§ Exercise goal
Determine how many of the lines below include "JSON", then respond with that number and no other text.

::::::

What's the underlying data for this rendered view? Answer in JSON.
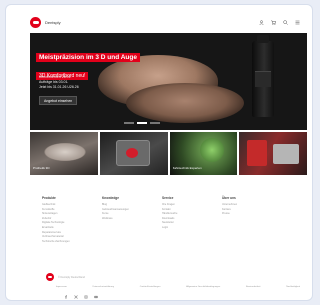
{
  "header": {
    "brand": "Dentsply",
    "icons": [
      "user-icon",
      "cart-icon",
      "search-icon",
      "menu-icon"
    ]
  },
  "hero": {
    "title": "Meistpräzision im 3 D und Auge",
    "subtitle": "3D Komfortbord neu!",
    "details": [
      "Kennenlernen 28.01.",
      "Aufträge bis 03.01.",
      "Jetzt bis 31.01.26 U26.26"
    ],
    "cta_label": "Angebot einsehen",
    "slides": 3,
    "active_slide": 1,
    "colors": {
      "accent": "#e2001a",
      "background": "#161616"
    }
  },
  "tiles": [
    {
      "label": "Prothetik 3D"
    },
    {
      "label": ""
    },
    {
      "label": "Zahntechnik Experten"
    },
    {
      "label": ""
    }
  ],
  "footer": {
    "columns": [
      {
        "title": "Produkte",
        "links": [
          "Gießtechnik",
          "Kunststoffe",
          "Sinteranlagen",
          "Zubehör",
          "Digitale Technologie",
          "Ersatzteile",
          "Reparaturservice",
          "Verbrauchsmaterial",
          "Technische Zeichnungen"
        ]
      },
      {
        "title": "Knowledge",
        "links": [
          "Blog",
          "Gebrauchsanweisungen",
          "Kurse",
          "Webinare"
        ]
      },
      {
        "title": "Service",
        "links": [
          "Ihre Fragen",
          "Kontakt",
          "Händlersuche",
          "Downloads",
          "Newsletter",
          "Login"
        ]
      },
      {
        "title": "Über uns",
        "links": [
          "Unternehmen",
          "Karriere",
          "Presse"
        ]
      }
    ],
    "copyright": "© Dentsply Deutschland",
    "legal": [
      "Impressum",
      "Datenschutzerklärung",
      "Cookie-Einstellungen",
      "Allgemeine Geschäftsbedingungen",
      "Barrierefreiheit",
      "Nachhaltigkeit"
    ],
    "social_icons": [
      "facebook-icon",
      "twitter-icon",
      "instagram-icon",
      "youtube-icon"
    ],
    "language": "DE"
  }
}
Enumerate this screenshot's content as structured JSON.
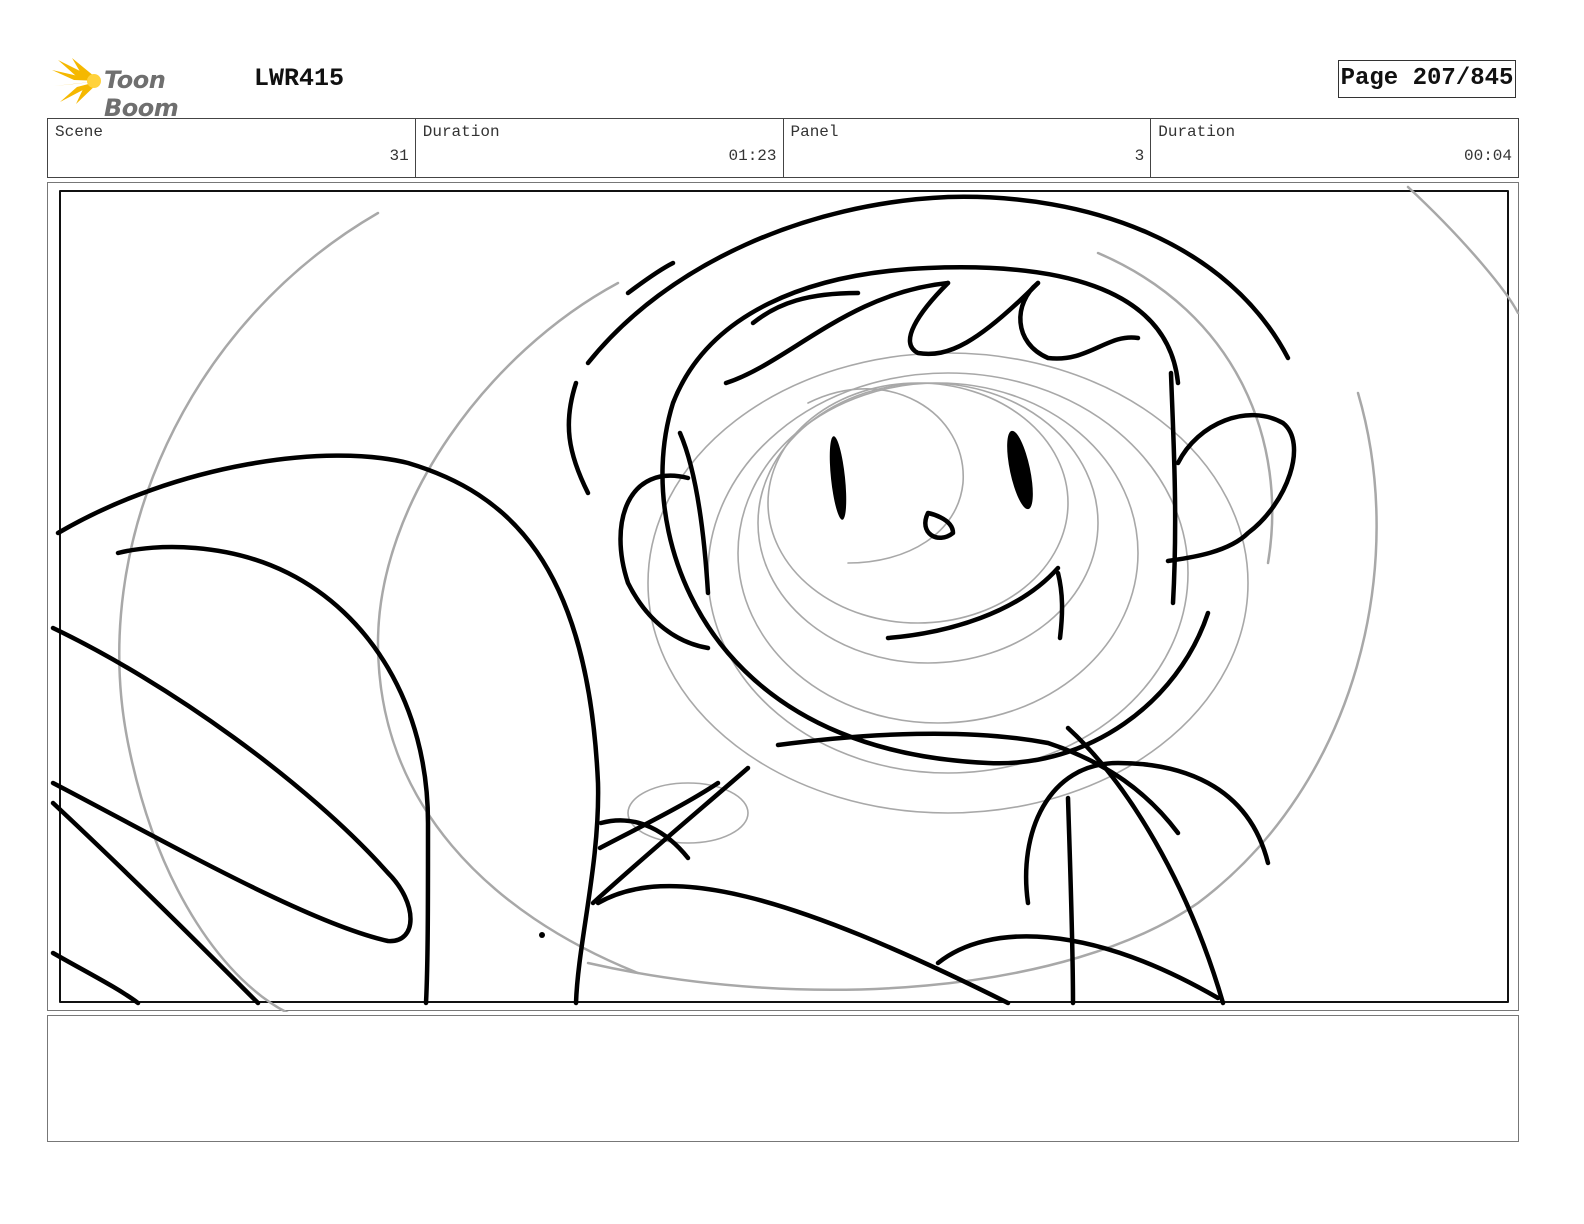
{
  "header": {
    "logo_text": "Toon Boom",
    "project_code": "LWR415",
    "page_label": "Page 207/845"
  },
  "info_bar": {
    "scene_label": "Scene",
    "scene_value": "31",
    "scene_duration_label": "Duration",
    "scene_duration_value": "01:23",
    "panel_label": "Panel",
    "panel_value": "3",
    "panel_duration_label": "Duration",
    "panel_duration_value": "00:04"
  },
  "panel": {
    "image": "storyboard-sketch"
  },
  "notes": {
    "text": ""
  },
  "colors": {
    "logo_accent": "#f5b800",
    "sketch_ink": "#000000",
    "guide_lines": "#a8a8a8"
  }
}
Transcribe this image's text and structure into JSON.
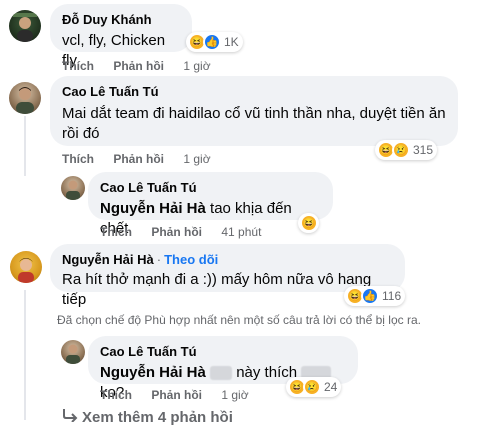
{
  "comments": [
    {
      "author": "Đỗ Duy Khánh",
      "text": "vcl, fly, Chicken fly",
      "actions": {
        "like": "Thích",
        "reply": "Phản hồi",
        "time": "1 giờ"
      },
      "reactions": {
        "icons": [
          "haha-icon",
          "like-icon"
        ],
        "count": "1K"
      }
    },
    {
      "author": "Cao Lê Tuấn Tú",
      "text": "Mai dắt team đi haidilao cổ vũ tinh thần nha, duyệt tiền ăn rồi đó",
      "actions": {
        "like": "Thích",
        "reply": "Phản hồi",
        "time": "1 giờ"
      },
      "reactions": {
        "icons": [
          "haha-icon",
          "sad-icon"
        ],
        "count": "315"
      }
    },
    {
      "author": "Cao Lê Tuấn Tú",
      "mention": "Nguyễn Hải Hà",
      "text": "tao khịa đến chết",
      "actions": {
        "like": "Thích",
        "reply": "Phản hồi",
        "time": "41 phút"
      },
      "reactions": {
        "icons": [
          "haha-icon"
        ],
        "count": ""
      }
    },
    {
      "author": "Nguyễn Hải Hà",
      "follow": "Theo dõi",
      "text": "Ra hít thở mạnh đi a :)) mấy hôm nữa vô hang tiếp",
      "actions": {
        "like": "Thích",
        "reply": "Phản hồi",
        "time": "1 giờ"
      },
      "reactions": {
        "icons": [
          "haha-icon",
          "like-icon"
        ],
        "count": "116"
      }
    },
    {
      "author": "Cao Lê Tuấn Tú",
      "mention": "Nguyễn Hải Hà",
      "text_a": "này thích",
      "text_b": "ko?",
      "actions": {
        "like": "Thích",
        "reply": "Phản hồi",
        "time": "1 giờ"
      },
      "reactions": {
        "icons": [
          "haha-icon",
          "sad-icon"
        ],
        "count": "24"
      }
    }
  ],
  "filter_notice": "Đã chọn chế độ Phù hợp nhất nên một số câu trả lời có thể bị lọc ra.",
  "see_more": "Xem thêm 4 phản hồi",
  "colors": {
    "bubble": "#f0f2f5",
    "text": "#050505",
    "secondary": "#65676b",
    "accent": "#1877f2"
  }
}
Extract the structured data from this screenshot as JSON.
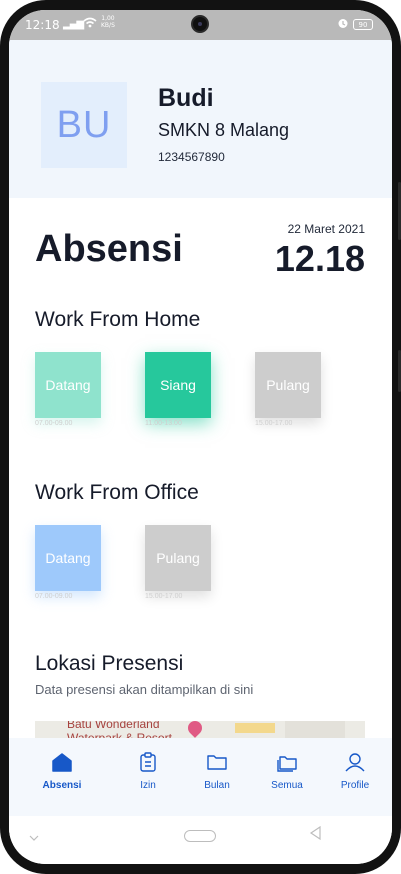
{
  "status_bar": {
    "time": "12:18",
    "signal": "▂▄▆",
    "speed_top": "1,00",
    "speed_bottom": "KB/S",
    "battery": "90"
  },
  "profile": {
    "initials": "BU",
    "name": "Budi",
    "school": "SMKN 8 Malang",
    "id_number": "1234567890"
  },
  "main": {
    "title": "Absensi",
    "date": "22 Maret 2021",
    "time": "12.18"
  },
  "wfh": {
    "title": "Work From Home",
    "tiles": [
      {
        "label": "Datang",
        "range": "07.00-09.00",
        "color": "#8fe3cd"
      },
      {
        "label": "Siang",
        "range": "11.00-13.00",
        "color": "#26c89c"
      },
      {
        "label": "Pulang",
        "range": "15.00-17.00",
        "color": "#cdcdcd"
      }
    ]
  },
  "wfo": {
    "title": "Work From Office",
    "tiles": [
      {
        "label": "Datang",
        "range": "07.00-09.00",
        "color": "#9ec9fb"
      },
      {
        "label": "Pulang",
        "range": "15.00-17.00",
        "color": "#cdcdcd"
      }
    ]
  },
  "location": {
    "title": "Lokasi Presensi",
    "subtitle": "Data presensi akan ditampilkan di sini",
    "map_place_line1": "Batu Wonderland",
    "map_place_line2": "Waterpark & Resort"
  },
  "nav": {
    "items": [
      {
        "label": "Absensi",
        "icon": "home-icon"
      },
      {
        "label": "Izin",
        "icon": "clipboard-icon"
      },
      {
        "label": "Bulan",
        "icon": "folder-icon"
      },
      {
        "label": "Semua",
        "icon": "folders-icon"
      },
      {
        "label": "Profile",
        "icon": "user-icon"
      }
    ]
  },
  "colors": {
    "accent": "#1758c8",
    "header_bg": "#f1f6fc",
    "nav_bg": "#f4f8fd"
  }
}
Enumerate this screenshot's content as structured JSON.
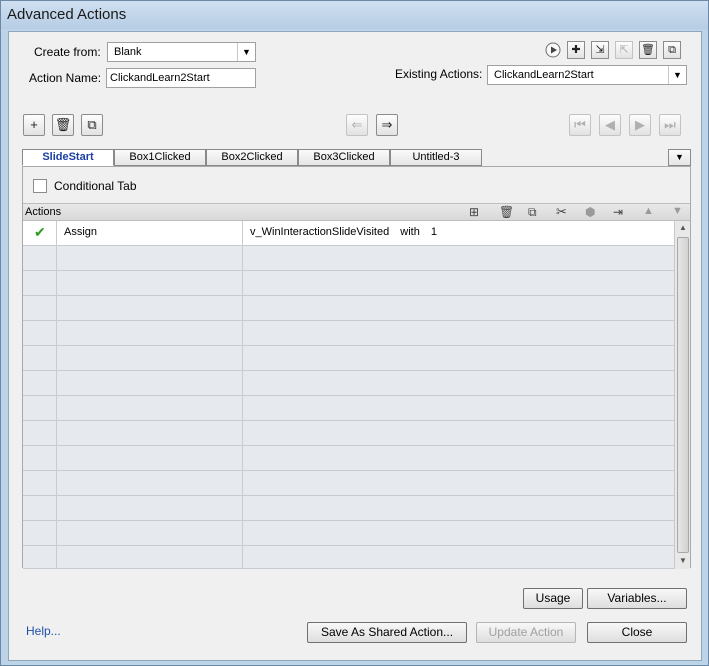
{
  "window": {
    "title": "Advanced Actions"
  },
  "form": {
    "create_from_label": "Create from:",
    "create_from_value": "Blank",
    "action_name_label": "Action Name:",
    "action_name_value": "ClickandLearn2Start",
    "existing_actions_label": "Existing Actions:",
    "existing_actions_value": "ClickandLearn2Start"
  },
  "tabs": [
    {
      "label": "SlideStart",
      "active": true
    },
    {
      "label": "Box1Clicked",
      "active": false
    },
    {
      "label": "Box2Clicked",
      "active": false
    },
    {
      "label": "Box3Clicked",
      "active": false
    },
    {
      "label": "Untitled-3",
      "active": false
    }
  ],
  "conditional": {
    "label": "Conditional Tab",
    "checked": false
  },
  "actions_table": {
    "header": "Actions",
    "rows": [
      {
        "status": "check",
        "action": "Assign",
        "target": "v_WinInteractionSlideVisited",
        "op": "with",
        "value": "1"
      }
    ],
    "empty_rows": 13
  },
  "buttons": {
    "usage": "Usage",
    "variables": "Variables...",
    "help": "Help...",
    "save_shared": "Save As Shared Action...",
    "update": "Update Action",
    "close": "Close"
  }
}
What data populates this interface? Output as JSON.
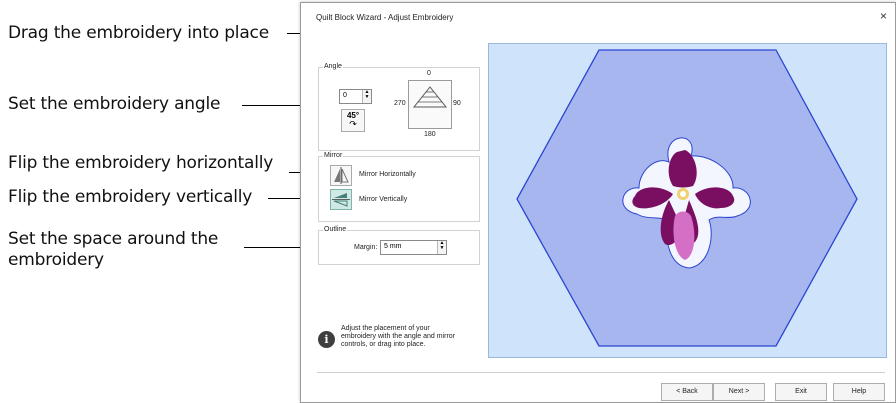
{
  "callouts": {
    "drag": "Drag the embroidery into place",
    "angle": "Set the embroidery angle",
    "flip_h": "Flip the embroidery horizontally",
    "flip_v": "Flip the embroidery vertically",
    "space_line1": "Set the space around the",
    "space_line2": "embroidery"
  },
  "dialog": {
    "title": "Quilt Block Wizard - Adjust Embroidery",
    "close_glyph": "×",
    "angle": {
      "group_label": "Angle",
      "value": "0",
      "rotate_label": "45°",
      "dial_top": "0",
      "dial_left": "270",
      "dial_right": "90",
      "dial_bottom": "180"
    },
    "mirror": {
      "group_label": "Mirror",
      "horizontal_label": "Mirror Horizontally",
      "vertical_label": "Mirror Vertically"
    },
    "outline": {
      "group_label": "Outline",
      "margin_label": "Margin:",
      "margin_value": "5 mm"
    },
    "info_text": "Adjust the placement of your embroidery with the angle and mirror controls, or drag into place.",
    "buttons": {
      "back": "< Back",
      "next": "Next >",
      "exit": "Exit",
      "help": "Help"
    }
  },
  "colors": {
    "preview_bg": "#cfe4fb",
    "hexagon_fill": "#a7b6ee",
    "hexagon_stroke": "#2b46d0",
    "flower_dark": "#7a0f62",
    "flower_light": "#d46fc5",
    "outline_white": "#f4f6ff"
  }
}
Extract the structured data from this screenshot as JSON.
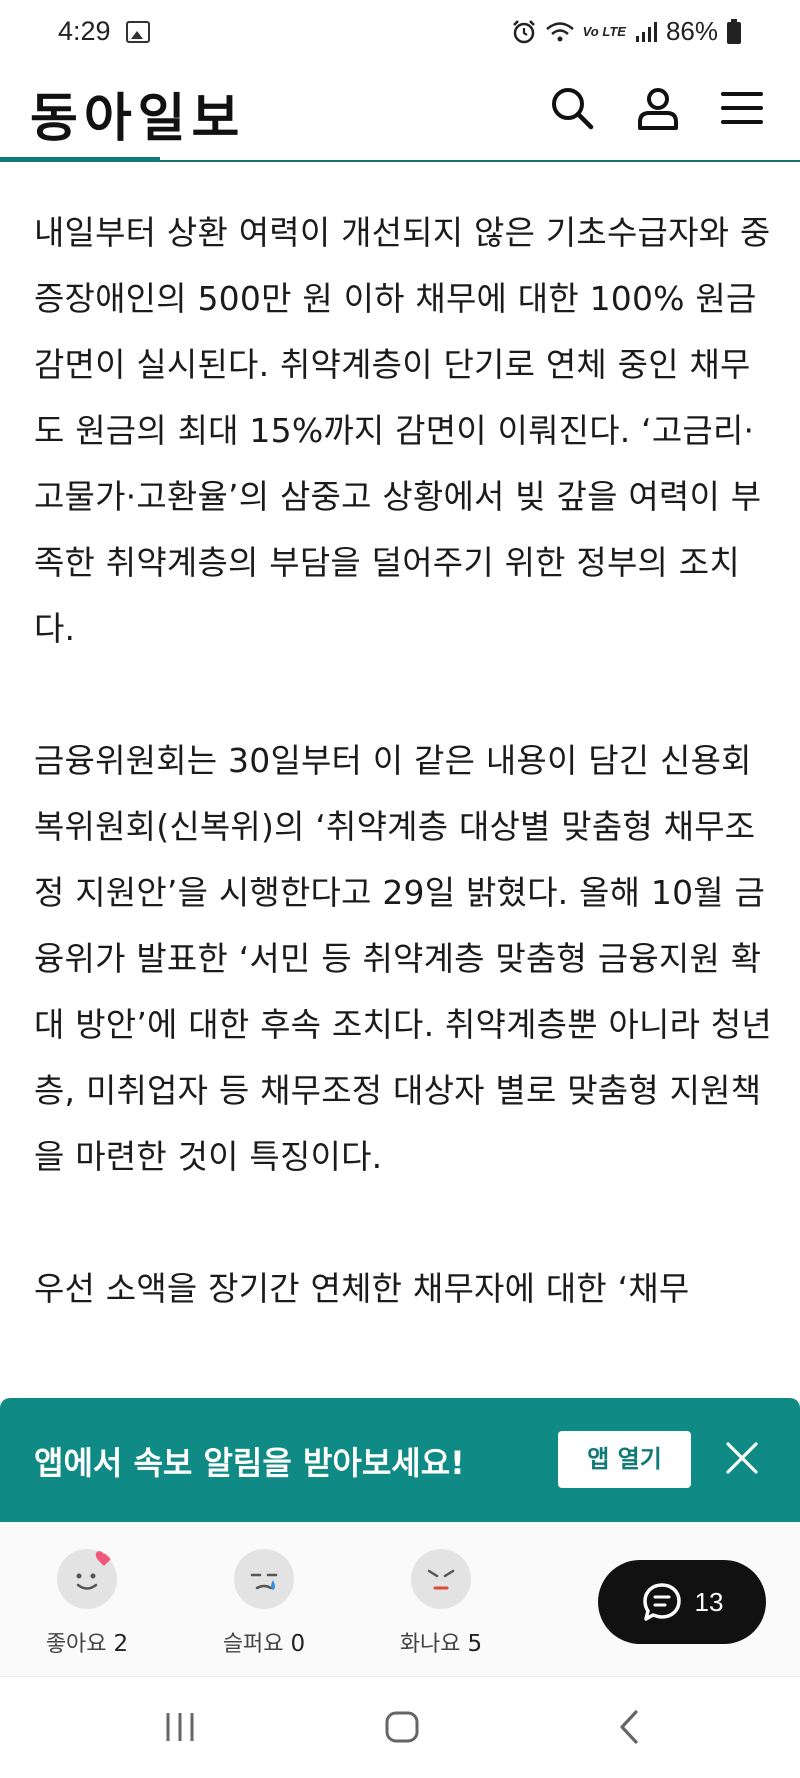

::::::

§ Task answer
7